When am I eligible to participate?
The date of eligibility is determined by your Company Participation Agreement. You may begin making contributions to the Plan on the start date indicated in your Company Participation Agreement. You will begin receiving contributions to the Plan according to the provisions indicated in your Company Participation Agreement.
Do I actually own the money in my account?
Former TWA employee account balances are 100% vested at all times. Vesting schedules are subject to your Company Participation Agreement.
Am I Allowed to withdrawal from my DAP account?
Withdrawal from the plan is allowed under certain circumstances, and can be requested through the Directed Account Plan Service Center. Such a withdrawal must be for an immediate and heavy financial need that cannot be met by any other resources available to you. (including any contributions you rolled over from another plan or any loans that you could take from your accounts) Hardship withdrawals are subject to IRS rules. Refer to your Summary Plan Description for more details about withdrawal.
If I should die before my wife, who is the beneficiary of my DAP and what happens to the money in the account ?
You select the beneficiary. If you have designated your wife as your beneficiary under the DAP, she would have a number of options available upon your death with respect to the entire value of your DAP account. A taxable event would not occur until she actually receives a distribution. The options she would have include:
- Defer distribution and remain invested in the DAP. She would have the ability to transfer funds from one investment option to another, as you do now.
- Receive a lump sum distribution or initiate a rollover to an IRA.
- Receive a partial lump sum distribution or initiate a rollover into an IRA.
- Receive monthly, quarterly, annual installments.
- Receive an annuity.
When may I take a distribution?
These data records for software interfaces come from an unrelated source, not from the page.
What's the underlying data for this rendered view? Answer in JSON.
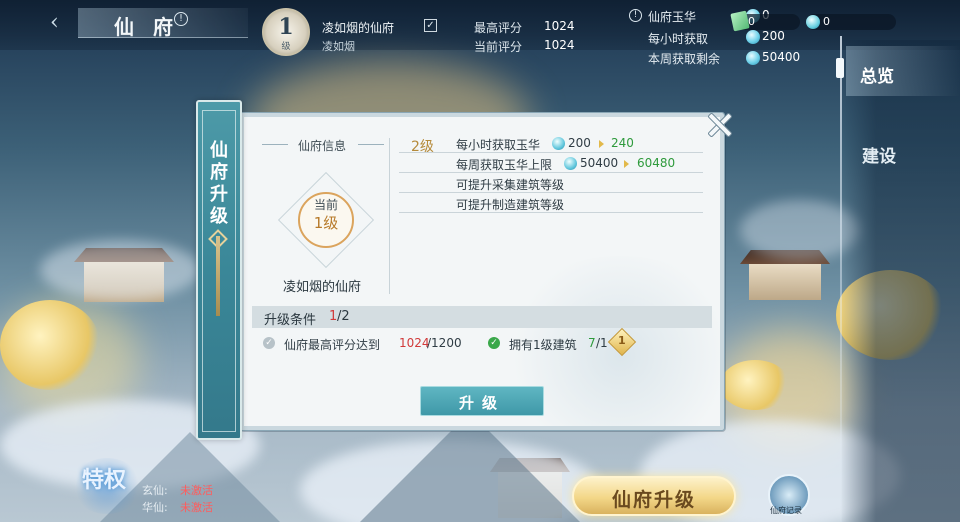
{
  "header": {
    "title": "仙 府",
    "info_glyph": "!",
    "back_glyph": "‹"
  },
  "profile": {
    "level": "1",
    "level_unit": "级",
    "owner_name": "凌如烟的仙府",
    "owner_check": "✓",
    "owner_sub": "凌如烟"
  },
  "scores": {
    "max_label": "最高评分",
    "max_value": "1024",
    "current_label": "当前评分",
    "current_value": "1024"
  },
  "resources": {
    "title": "仙府玉华",
    "info_glyph": "!",
    "hourly_label": "每小时获取",
    "hourly_value": "200",
    "weekly_label": "本周获取剩余",
    "weekly_value": "50400",
    "jade_top_value": "0"
  },
  "currencies": {
    "card_value": "0",
    "gem_value": "0"
  },
  "side_nav": {
    "overview": "总览",
    "build": "建设"
  },
  "dialog": {
    "tab_title": "仙府升级",
    "info_header": "仙府信息",
    "emblem_current": "当前",
    "emblem_level": "1级",
    "fu_name": "凌如烟的仙府",
    "next_level": "2级",
    "perks": [
      {
        "label": "每小时获取玉华",
        "old": "200",
        "new": "240"
      },
      {
        "label": "每周获取玉华上限",
        "old": "50400",
        "new": "60480"
      },
      {
        "label": "可提升采集建筑等级"
      },
      {
        "label": "可提升制造建筑等级"
      }
    ],
    "conditions_title": "升级条件",
    "conditions_done": "1",
    "conditions_total": "/2",
    "conditions": [
      {
        "text": "仙府最高评分达到",
        "current": "1024",
        "target": "/1200",
        "met": false
      },
      {
        "text": "拥有1级建筑",
        "current": "7",
        "target": "/1",
        "met": true
      }
    ],
    "level_gem": "1",
    "upgrade_button": "升级"
  },
  "bottom": {
    "privilege": "特权",
    "stat1_label": "玄仙:",
    "stat1_value": "未激活",
    "stat2_label": "华仙:",
    "stat2_value": "未激活",
    "upgrade_cta": "仙府升级",
    "memory_label": "仙府记录"
  }
}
You may elect to receive a partial or full distribution of your plan balances when you retire, become disabled, or terminate employment. Your beneficiary will receive the full value of your plan balances if you die while participating in the plan. You may choose among several payment options.
LEARNING THE LANGUAGE OF RETIREMENT PLANS
What are mutual funds and variable funds?
Mutual funds and variable funds are pools of money gathered from individuals and invested in stocks, bonds or money market instruments.
When you invest in a fund, you become a part owner. You share equally when stocks or bonds held by the fund rise or fall in value. You also share the fund’s dividend or capital gains earnings.
Each fund subscribes to a different investment approach. Some funds seek income by investing stocks or bonds that have a history of paying steady dividends. Other funds may seek growth by investing in stocks with growth potential. Some funds have both growth and income as goals. Most retirement plans also offer cash accounts, where the value is fixed but earnings are lower. A financial advisor can help you determine the best combination of funds to meet your financial goal.
What’s a plan sponsor?
In most cases, the plan sponsor is your employer. The plan sponsor decides which investment options you’ll have in your retirement plan and then sets the rules. (rules such as whether you can borrow against your retirement assets or if you can rollover assets from a previous employer into your current retirement plan.) The sponsor is also required to make sure that the plan follows all laws regulation retirement plans.
What’s a recordkeeper?
The recordkeeper maintains the data for your individual account and provides you with statements. Because the maintenance of investment records is complicated and time consuming, most retirement plans rely on outside firms that specialize in this work.
What’s an exchange or transfer?
An exchange is the act of moving money from one fund to another in your plan. For example, taking funds from your cash account and increasing holdings in a stock funds is called an exchange.
What’s my allocation?
Your allocation is how you spread your monthly contributions and your employer’s regular monthly contributions among the stock, bond and cash funds in your plan. You may change your allocation at least once a year by shifting the proportions going into stock, bond or cash funds. Some plans allow you to change your allocation more frequently. Changing your allocation is not the same as making an exchange. Money you’ve already invested won’t be moved unless you make an exchange.